### WHAT YOU SHOULD DO:
Among the lines below, list those containing the string "график".
====
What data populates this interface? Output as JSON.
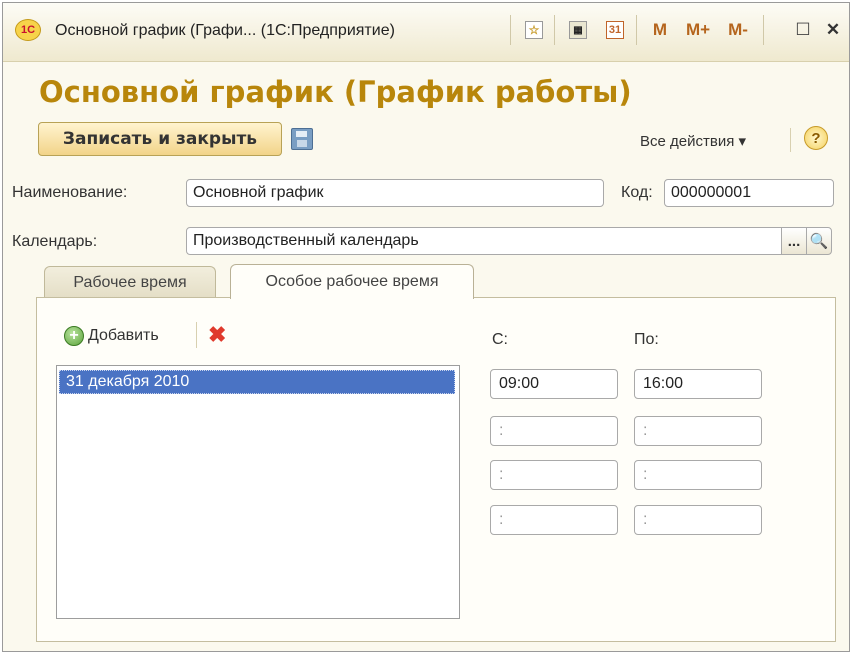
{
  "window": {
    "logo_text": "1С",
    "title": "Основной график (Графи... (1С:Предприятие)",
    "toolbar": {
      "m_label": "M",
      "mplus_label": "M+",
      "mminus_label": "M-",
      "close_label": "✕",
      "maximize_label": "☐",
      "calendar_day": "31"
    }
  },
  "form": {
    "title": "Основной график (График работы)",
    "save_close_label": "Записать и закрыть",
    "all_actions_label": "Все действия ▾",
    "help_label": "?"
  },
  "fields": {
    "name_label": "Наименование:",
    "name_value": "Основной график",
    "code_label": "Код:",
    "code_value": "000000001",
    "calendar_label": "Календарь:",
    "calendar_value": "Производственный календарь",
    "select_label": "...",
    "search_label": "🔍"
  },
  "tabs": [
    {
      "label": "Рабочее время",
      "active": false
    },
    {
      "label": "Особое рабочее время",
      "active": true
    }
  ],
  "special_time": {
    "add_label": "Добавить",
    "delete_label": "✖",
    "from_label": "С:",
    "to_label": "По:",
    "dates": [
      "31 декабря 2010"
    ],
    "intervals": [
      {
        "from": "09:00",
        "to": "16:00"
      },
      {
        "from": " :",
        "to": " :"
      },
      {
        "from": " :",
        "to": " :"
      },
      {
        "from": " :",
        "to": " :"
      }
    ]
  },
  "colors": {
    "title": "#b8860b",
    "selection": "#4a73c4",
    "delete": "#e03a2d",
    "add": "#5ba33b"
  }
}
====
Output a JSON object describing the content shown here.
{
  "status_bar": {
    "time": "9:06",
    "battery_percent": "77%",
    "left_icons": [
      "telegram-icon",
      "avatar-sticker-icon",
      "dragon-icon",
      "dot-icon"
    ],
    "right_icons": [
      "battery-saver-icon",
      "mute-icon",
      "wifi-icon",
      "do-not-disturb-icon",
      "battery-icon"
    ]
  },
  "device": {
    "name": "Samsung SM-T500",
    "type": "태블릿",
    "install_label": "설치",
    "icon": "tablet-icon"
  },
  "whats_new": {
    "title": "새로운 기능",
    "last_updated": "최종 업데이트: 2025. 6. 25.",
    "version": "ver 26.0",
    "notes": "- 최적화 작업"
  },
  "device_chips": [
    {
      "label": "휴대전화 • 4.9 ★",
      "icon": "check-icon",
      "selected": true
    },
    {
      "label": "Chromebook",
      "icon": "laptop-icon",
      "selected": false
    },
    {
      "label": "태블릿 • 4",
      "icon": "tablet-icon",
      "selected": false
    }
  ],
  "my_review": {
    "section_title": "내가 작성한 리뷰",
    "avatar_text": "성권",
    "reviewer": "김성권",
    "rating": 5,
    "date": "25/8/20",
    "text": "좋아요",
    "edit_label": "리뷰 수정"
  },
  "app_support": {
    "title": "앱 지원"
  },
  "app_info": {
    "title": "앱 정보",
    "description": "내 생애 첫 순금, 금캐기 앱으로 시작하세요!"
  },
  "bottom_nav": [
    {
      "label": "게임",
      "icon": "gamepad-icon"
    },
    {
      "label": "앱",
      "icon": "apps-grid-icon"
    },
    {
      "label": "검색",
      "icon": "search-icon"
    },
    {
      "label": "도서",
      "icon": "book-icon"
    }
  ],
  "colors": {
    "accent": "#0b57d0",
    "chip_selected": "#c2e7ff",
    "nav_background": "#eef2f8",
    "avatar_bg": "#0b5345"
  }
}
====
### SOLUTION TO THE EXERCISE:
    "title": "Основной график (Графи... (1С:Предприятие)",
    "title": "Основной график (График работы)",
    "name_value": "Основной график",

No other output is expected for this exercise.